## Directions
Where an image appears in the data, omit it and reproduce the rest exactly.

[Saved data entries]
=-=-=

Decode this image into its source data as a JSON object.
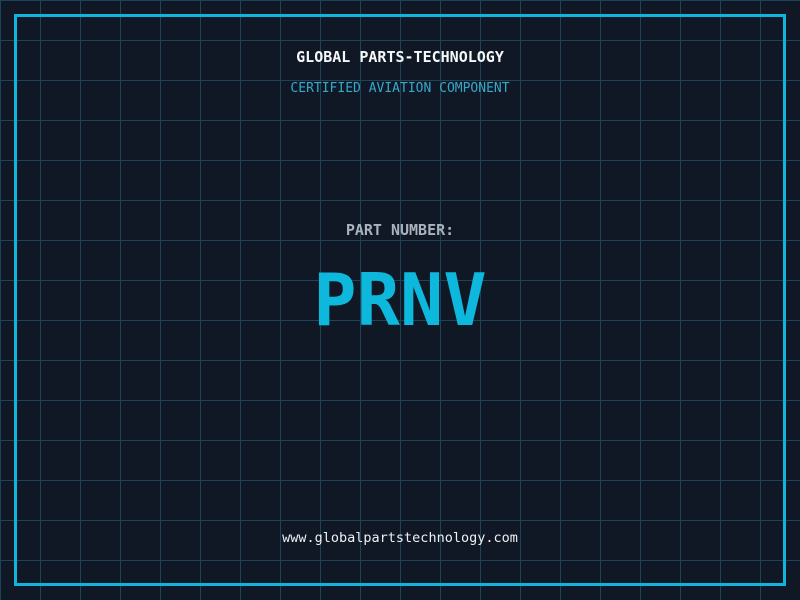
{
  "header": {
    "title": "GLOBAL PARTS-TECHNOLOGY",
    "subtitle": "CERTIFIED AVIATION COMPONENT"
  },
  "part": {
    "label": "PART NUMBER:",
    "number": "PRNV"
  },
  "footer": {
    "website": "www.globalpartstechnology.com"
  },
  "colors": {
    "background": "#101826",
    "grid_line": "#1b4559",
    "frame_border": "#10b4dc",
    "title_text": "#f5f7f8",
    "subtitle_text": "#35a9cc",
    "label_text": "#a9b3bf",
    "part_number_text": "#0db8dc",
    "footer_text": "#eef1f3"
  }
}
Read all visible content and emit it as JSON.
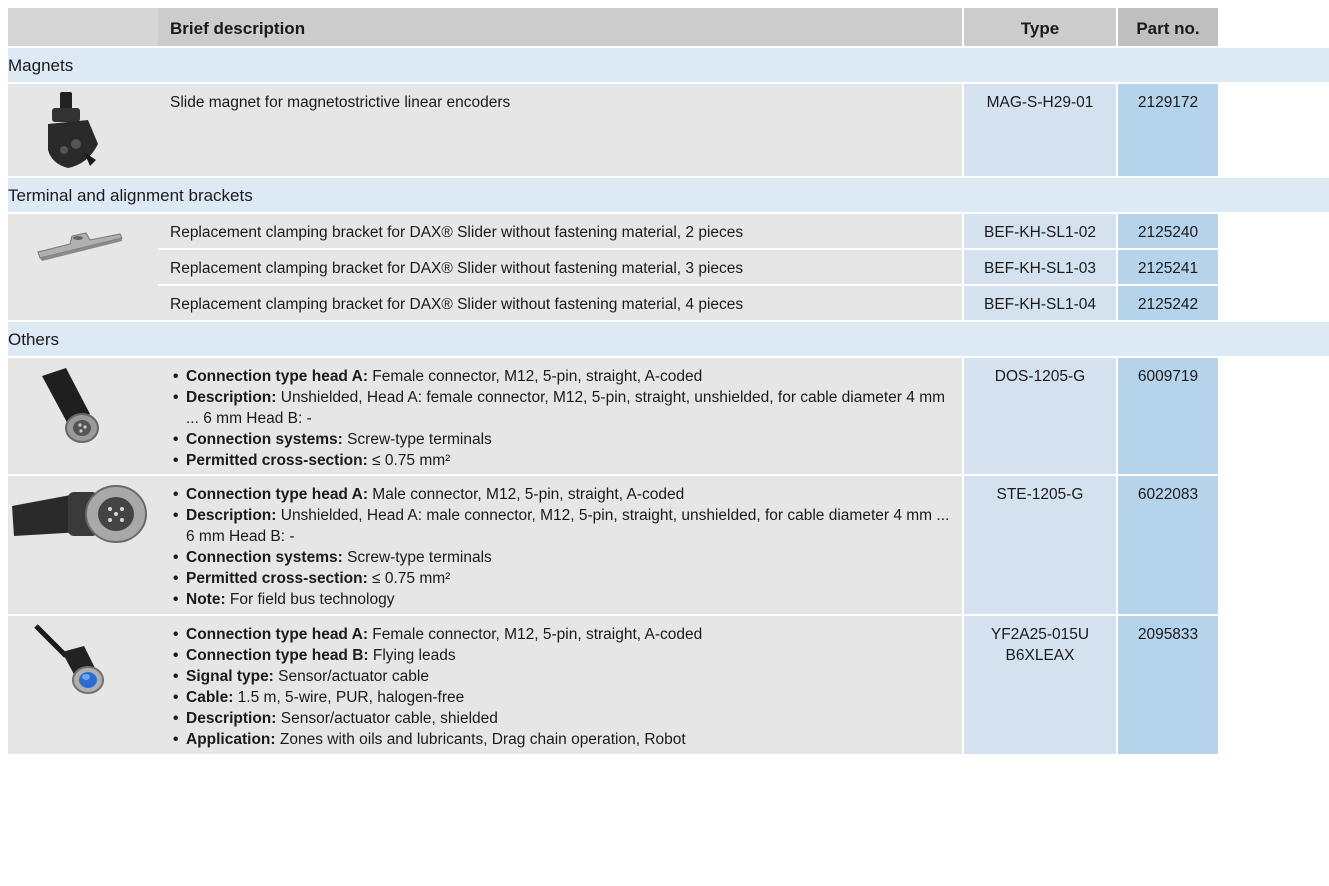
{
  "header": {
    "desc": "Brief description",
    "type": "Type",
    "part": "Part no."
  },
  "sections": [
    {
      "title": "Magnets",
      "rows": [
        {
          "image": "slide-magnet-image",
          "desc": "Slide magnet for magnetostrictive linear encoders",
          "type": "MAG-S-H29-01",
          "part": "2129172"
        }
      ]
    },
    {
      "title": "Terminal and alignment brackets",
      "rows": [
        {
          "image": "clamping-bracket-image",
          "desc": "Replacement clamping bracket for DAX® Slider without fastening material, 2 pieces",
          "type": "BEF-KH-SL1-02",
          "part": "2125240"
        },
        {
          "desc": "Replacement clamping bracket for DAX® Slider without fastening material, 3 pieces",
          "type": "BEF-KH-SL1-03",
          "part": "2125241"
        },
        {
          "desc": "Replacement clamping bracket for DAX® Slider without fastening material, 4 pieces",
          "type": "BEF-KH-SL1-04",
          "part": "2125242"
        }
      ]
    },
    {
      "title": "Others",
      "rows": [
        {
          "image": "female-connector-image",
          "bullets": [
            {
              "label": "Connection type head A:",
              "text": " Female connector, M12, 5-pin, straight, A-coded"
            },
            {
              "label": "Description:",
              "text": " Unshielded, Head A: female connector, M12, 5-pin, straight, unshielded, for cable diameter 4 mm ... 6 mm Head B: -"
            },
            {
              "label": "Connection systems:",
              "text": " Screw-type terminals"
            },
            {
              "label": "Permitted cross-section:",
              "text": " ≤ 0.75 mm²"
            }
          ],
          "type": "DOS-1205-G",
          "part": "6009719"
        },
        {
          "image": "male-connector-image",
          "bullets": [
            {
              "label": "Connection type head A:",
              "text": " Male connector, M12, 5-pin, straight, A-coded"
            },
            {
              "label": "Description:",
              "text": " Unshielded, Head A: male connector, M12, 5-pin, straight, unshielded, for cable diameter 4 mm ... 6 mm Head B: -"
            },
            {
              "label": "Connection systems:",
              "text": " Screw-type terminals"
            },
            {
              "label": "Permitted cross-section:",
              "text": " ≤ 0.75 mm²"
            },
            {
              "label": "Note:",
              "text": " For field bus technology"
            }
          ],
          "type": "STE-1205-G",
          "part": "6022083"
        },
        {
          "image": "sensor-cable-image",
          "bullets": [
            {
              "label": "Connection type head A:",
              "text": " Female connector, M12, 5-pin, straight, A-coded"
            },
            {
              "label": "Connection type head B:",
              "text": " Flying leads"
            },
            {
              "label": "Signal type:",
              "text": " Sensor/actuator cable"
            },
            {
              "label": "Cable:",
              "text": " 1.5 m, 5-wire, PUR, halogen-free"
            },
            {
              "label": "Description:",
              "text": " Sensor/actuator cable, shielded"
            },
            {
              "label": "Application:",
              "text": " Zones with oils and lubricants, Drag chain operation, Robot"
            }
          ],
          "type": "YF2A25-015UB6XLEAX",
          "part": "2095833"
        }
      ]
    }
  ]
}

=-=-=

## Written answer
Decode this image into its source data as a JSON object.
{
  "header": {
    "title": "GLOBAL PARTS-TECHNOLOGY",
    "subtitle": "CERTIFIED AVIATION COMPONENT"
  },
  "part": {
    "label": "PART NUMBER:",
    "number": "PRNV"
  },
  "footer": {
    "website": "www.globalpartstechnology.com"
  },
  "colors": {
    "background": "#101826",
    "grid_line": "#1b4559",
    "frame_border": "#10b4dc",
    "title_text": "#f5f7f8",
    "subtitle_text": "#35a9cc",
    "label_text": "#a9b3bf",
    "part_number_text": "#0db8dc",
    "footer_text": "#eef1f3"
  }
}
Read all visible content and emit it as JSON.
{
  "header": {
    "desc": "Brief description",
    "type": "Type",
    "part": "Part no."
  },
  "sections": [
    {
      "title": "Magnets",
      "rows": [
        {
          "image": "slide-magnet-image",
          "desc": "Slide magnet for magnetostrictive linear encoders",
          "type": "MAG-S-H29-01",
          "part": "2129172"
        }
      ]
    },
    {
      "title": "Terminal and alignment brackets",
      "rows": [
        {
          "image": "clamping-bracket-image",
          "desc": "Replacement clamping bracket for DAX® Slider without fastening material, 2 pieces",
          "type": "BEF-KH-SL1-02",
          "part": "2125240"
        },
        {
          "desc": "Replacement clamping bracket for DAX® Slider without fastening material, 3 pieces",
          "type": "BEF-KH-SL1-03",
          "part": "2125241"
        },
        {
          "desc": "Replacement clamping bracket for DAX® Slider without fastening material, 4 pieces",
          "type": "BEF-KH-SL1-04",
          "part": "2125242"
        }
      ]
    },
    {
      "title": "Others",
      "rows": [
        {
          "image": "female-connector-image",
          "bullets": [
            {
              "label": "Connection type head A:",
              "text": " Female connector, M12, 5-pin, straight, A-coded"
            },
            {
              "label": "Description:",
              "text": " Unshielded, Head A: female connector, M12, 5-pin, straight, unshielded, for cable diameter 4 mm ... 6 mm Head B: -"
            },
            {
              "label": "Connection systems:",
              "text": " Screw-type terminals"
            },
            {
              "label": "Permitted cross-section:",
              "text": " ≤ 0.75 mm²"
            }
          ],
          "type": "DOS-1205-G",
          "part": "6009719"
        },
        {
          "image": "male-connector-image",
          "bullets": [
            {
              "label": "Connection type head A:",
              "text": " Male connector, M12, 5-pin, straight, A-coded"
            },
            {
              "label": "Description:",
              "text": " Unshielded, Head A: male connector, M12, 5-pin, straight, unshielded, for cable diameter 4 mm ... 6 mm Head B: -"
            },
            {
              "label": "Connection systems:",
              "text": " Screw-type terminals"
            },
            {
              "label": "Permitted cross-section:",
              "text": " ≤ 0.75 mm²"
            },
            {
              "label": "Note:",
              "text": " For field bus technology"
            }
          ],
          "type": "STE-1205-G",
          "part": "6022083"
        },
        {
          "image": "sensor-cable-image",
          "bullets": [
            {
              "label": "Connection type head A:",
              "text": " Female connector, M12, 5-pin, straight, A-coded"
            },
            {
              "label": "Connection type head B:",
              "text": " Flying leads"
            },
            {
              "label": "Signal type:",
              "text": " Sensor/actuator cable"
            },
            {
              "label": "Cable:",
              "text": " 1.5 m, 5-wire, PUR, halogen-free"
            },
            {
              "label": "Description:",
              "text": " Sensor/actuator cable, shielded"
            },
            {
              "label": "Application:",
              "text": " Zones with oils and lubricants, Drag chain operation, Robot"
            }
          ],
          "type": "YF2A25-015UB6XLEAX",
          "part": "2095833"
        }
      ]
    }
  ]
}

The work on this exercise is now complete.